> Requirement
The answer must consist of the entries, copied exactly and in full.

> Records from a data collection

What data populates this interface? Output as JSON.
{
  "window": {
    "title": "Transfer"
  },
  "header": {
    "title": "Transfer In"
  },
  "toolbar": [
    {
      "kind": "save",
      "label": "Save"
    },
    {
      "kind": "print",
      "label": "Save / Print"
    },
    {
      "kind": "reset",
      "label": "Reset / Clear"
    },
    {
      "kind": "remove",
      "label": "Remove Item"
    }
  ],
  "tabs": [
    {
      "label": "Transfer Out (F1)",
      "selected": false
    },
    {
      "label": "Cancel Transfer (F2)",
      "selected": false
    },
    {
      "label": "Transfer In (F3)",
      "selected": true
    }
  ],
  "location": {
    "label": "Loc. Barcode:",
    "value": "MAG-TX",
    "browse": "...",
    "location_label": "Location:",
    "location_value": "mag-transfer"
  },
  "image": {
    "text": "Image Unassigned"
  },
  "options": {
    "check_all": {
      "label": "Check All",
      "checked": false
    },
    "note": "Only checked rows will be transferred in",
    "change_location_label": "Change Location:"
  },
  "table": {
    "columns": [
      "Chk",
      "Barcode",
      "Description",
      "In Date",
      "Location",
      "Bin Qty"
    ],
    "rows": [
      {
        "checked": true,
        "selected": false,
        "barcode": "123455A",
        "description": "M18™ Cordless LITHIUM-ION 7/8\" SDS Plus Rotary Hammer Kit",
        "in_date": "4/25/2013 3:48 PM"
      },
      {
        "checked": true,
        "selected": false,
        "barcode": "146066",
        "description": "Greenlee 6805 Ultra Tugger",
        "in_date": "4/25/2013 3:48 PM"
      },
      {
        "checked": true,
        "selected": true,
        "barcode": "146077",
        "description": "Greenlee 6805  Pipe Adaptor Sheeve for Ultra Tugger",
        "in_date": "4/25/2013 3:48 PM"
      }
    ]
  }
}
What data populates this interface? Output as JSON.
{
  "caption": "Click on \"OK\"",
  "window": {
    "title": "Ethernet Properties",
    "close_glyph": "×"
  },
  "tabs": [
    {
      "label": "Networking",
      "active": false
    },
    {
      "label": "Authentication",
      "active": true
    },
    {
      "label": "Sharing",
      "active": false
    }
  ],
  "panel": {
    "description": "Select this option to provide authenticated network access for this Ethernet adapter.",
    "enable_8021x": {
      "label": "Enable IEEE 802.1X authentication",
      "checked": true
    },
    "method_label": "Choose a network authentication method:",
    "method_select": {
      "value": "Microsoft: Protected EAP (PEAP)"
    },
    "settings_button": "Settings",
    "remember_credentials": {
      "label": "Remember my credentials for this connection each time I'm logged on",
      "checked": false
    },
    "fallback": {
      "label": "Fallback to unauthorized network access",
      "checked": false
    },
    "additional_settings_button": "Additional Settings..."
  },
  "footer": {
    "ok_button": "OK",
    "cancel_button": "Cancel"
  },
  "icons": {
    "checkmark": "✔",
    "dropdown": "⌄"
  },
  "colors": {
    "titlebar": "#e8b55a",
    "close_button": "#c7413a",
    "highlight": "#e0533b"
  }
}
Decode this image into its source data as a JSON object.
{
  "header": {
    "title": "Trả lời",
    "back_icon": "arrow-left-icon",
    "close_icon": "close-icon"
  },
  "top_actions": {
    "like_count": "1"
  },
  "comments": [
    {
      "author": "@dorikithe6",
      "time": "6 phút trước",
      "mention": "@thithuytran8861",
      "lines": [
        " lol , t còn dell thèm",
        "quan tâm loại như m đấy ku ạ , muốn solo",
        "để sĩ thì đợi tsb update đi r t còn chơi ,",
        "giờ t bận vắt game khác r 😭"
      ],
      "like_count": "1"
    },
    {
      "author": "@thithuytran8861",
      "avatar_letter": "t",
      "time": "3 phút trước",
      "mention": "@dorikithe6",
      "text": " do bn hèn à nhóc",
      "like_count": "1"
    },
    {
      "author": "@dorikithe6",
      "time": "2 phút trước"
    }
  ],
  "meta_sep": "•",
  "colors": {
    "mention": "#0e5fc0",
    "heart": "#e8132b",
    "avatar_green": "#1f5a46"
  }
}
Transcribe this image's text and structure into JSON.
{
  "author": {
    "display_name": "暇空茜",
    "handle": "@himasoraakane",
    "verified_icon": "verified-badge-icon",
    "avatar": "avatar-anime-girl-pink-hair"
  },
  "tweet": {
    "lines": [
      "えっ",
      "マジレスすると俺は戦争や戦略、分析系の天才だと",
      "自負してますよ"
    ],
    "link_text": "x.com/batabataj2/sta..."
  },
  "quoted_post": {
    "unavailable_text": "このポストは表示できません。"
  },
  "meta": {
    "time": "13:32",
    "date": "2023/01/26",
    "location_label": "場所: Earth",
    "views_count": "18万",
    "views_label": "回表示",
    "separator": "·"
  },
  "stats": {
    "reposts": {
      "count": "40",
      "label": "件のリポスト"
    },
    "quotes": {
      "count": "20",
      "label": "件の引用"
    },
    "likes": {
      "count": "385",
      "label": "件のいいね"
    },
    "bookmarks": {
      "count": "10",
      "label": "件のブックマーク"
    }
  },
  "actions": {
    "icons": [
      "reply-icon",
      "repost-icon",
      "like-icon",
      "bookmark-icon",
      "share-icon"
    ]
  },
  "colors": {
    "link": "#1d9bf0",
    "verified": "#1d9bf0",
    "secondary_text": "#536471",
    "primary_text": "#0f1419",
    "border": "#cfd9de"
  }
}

> Finished exercise
What data populates this interface? Output as JSON.
{
  "window": {
    "title": "Transfer"
  },
  "header": {
    "title": "Transfer In"
  },
  "toolbar": [
    {
      "kind": "save",
      "label": "Save"
    },
    {
      "kind": "print",
      "label": "Save / Print"
    },
    {
      "kind": "reset",
      "label": "Reset / Clear"
    },
    {
      "kind": "remove",
      "label": "Remove Item"
    }
  ],
  "tabs": [
    {
      "label": "Transfer Out (F1)",
      "selected": false
    },
    {
      "label": "Cancel Transfer (F2)",
      "selected": false
    },
    {
      "label": "Transfer In (F3)",
      "selected": true
    }
  ],
  "location": {
    "label": "Loc. Barcode:",
    "value": "MAG-TX",
    "browse": "...",
    "location_label": "Location:",
    "location_value": "mag-transfer"
  },
  "image": {
    "text": "Image Unassigned"
  },
  "options": {
    "check_all": {
      "label": "Check All",
      "checked": false
    },
    "note": "Only checked rows will be transferred in",
    "change_location_label": "Change Location:"
  },
  "table": {
    "columns": [
      "Chk",
      "Barcode",
      "Description",
      "In Date",
      "Location",
      "Bin Qty"
    ],
    "rows": [
      {
        "checked": true,
        "selected": false,
        "barcode": "123455A",
        "description": "M18™ Cordless LITHIUM-ION 7/8\" SDS Plus Rotary Hammer Kit",
        "in_date": "4/25/2013 3:48 PM"
      },
      {
        "checked": true,
        "selected": false,
        "barcode": "146066",
        "description": "Greenlee 6805 Ultra Tugger",
        "in_date": "4/25/2013 3:48 PM"
      },
      {
        "checked": true,
        "selected": true,
        "barcode": "146077",
        "description": "Greenlee 6805  Pipe Adaptor Sheeve for Ultra Tugger",
        "in_date": "4/25/2013 3:48 PM"
      }
    ]
  }
}
What data populates this interface? Output as JSON.
{
  "caption": "Click on \"OK\"",
  "window": {
    "title": "Ethernet Properties",
    "close_glyph": "×"
  },
  "tabs": [
    {
      "label": "Networking",
      "active": false
    },
    {
      "label": "Authentication",
      "active": true
    },
    {
      "label": "Sharing",
      "active": false
    }
  ],
  "panel": {
    "description": "Select this option to provide authenticated network access for this Ethernet adapter.",
    "enable_8021x": {
      "label": "Enable IEEE 802.1X authentication",
      "checked": true
    },
    "method_label": "Choose a network authentication method:",
    "method_select": {
      "value": "Microsoft: Protected EAP (PEAP)"
    },
    "settings_button": "Settings",
    "remember_credentials": {
      "label": "Remember my credentials for this connection each time I'm logged on",
      "checked": false
    },
    "fallback": {
      "label": "Fallback to unauthorized network access",
      "checked": false
    },
    "additional_settings_button": "Additional Settings..."
  },
  "footer": {
    "ok_button": "OK",
    "cancel_button": "Cancel"
  },
  "icons": {
    "checkmark": "✔",
    "dropdown": "⌄"
  },
  "colors": {
    "titlebar": "#e8b55a",
    "close_button": "#c7413a",
    "highlight": "#e0533b"
  }
}
Decode this image into its source data as a JSON object.
{
  "header": {
    "title": "Trả lời",
    "back_icon": "arrow-left-icon",
    "close_icon": "close-icon"
  },
  "top_actions": {
    "like_count": "1"
  },
  "comments": [
    {
      "author": "@dorikithe6",
      "time": "6 phút trước",
      "mention": "@thithuytran8861",
      "lines": [
        " lol , t còn dell thèm",
        "quan tâm loại như m đấy ku ạ , muốn solo",
        "để sĩ thì đợi tsb update đi r t còn chơi ,",
        "giờ t bận vắt game khác r 😭"
      ],
      "like_count": "1"
    },
    {
      "author": "@thithuytran8861",
      "avatar_letter": "t",
      "time": "3 phút trước",
      "mention": "@dorikithe6",
      "text": " do bn hèn à nhóc",
      "like_count": "1"
    },
    {
      "author": "@dorikithe6",
      "time": "2 phút trước"
    }
  ],
  "meta_sep": "•",
  "colors": {
    "mention": "#0e5fc0",
    "heart": "#e8132b",
    "avatar_green": "#1f5a46"
  }
}
Transcribe this image's text and structure into JSON.
{
  "author": {
    "display_name": "暇空茜",
    "handle": "@himasoraakane",
    "verified_icon": "verified-badge-icon",
    "avatar": "avatar-anime-girl-pink-hair"
  },
  "tweet": {
    "lines": [
      "えっ",
      "マジレスすると俺は戦争や戦略、分析系の天才だと",
      "自負してますよ"
    ],
    "link_text": "x.com/batabataj2/sta..."
  },
  "quoted_post": {
    "unavailable_text": "このポストは表示できません。"
  },
  "meta": {
    "time": "13:32",
    "date": "2023/01/26",
    "location_label": "場所: Earth",
    "views_count": "18万",
    "views_label": "回表示",
    "separator": "·"
  },
  "stats": {
    "reposts": {
      "count": "40",
      "label": "件のリポスト"
    },
    "quotes": {
      "count": "20",
      "label": "件の引用"
    },
    "likes": {
      "count": "385",
      "label": "件のいいね"
    },
    "bookmarks": {
      "count": "10",
      "label": "件のブックマーク"
    }
  },
  "actions": {
    "icons": [
      "reply-icon",
      "repost-icon",
      "like-icon",
      "bookmark-icon",
      "share-icon"
    ]
  },
  "colors": {
    "link": "#1d9bf0",
    "verified": "#1d9bf0",
    "secondary_text": "#536471",
    "primary_text": "#0f1419",
    "border": "#cfd9de"
  }
}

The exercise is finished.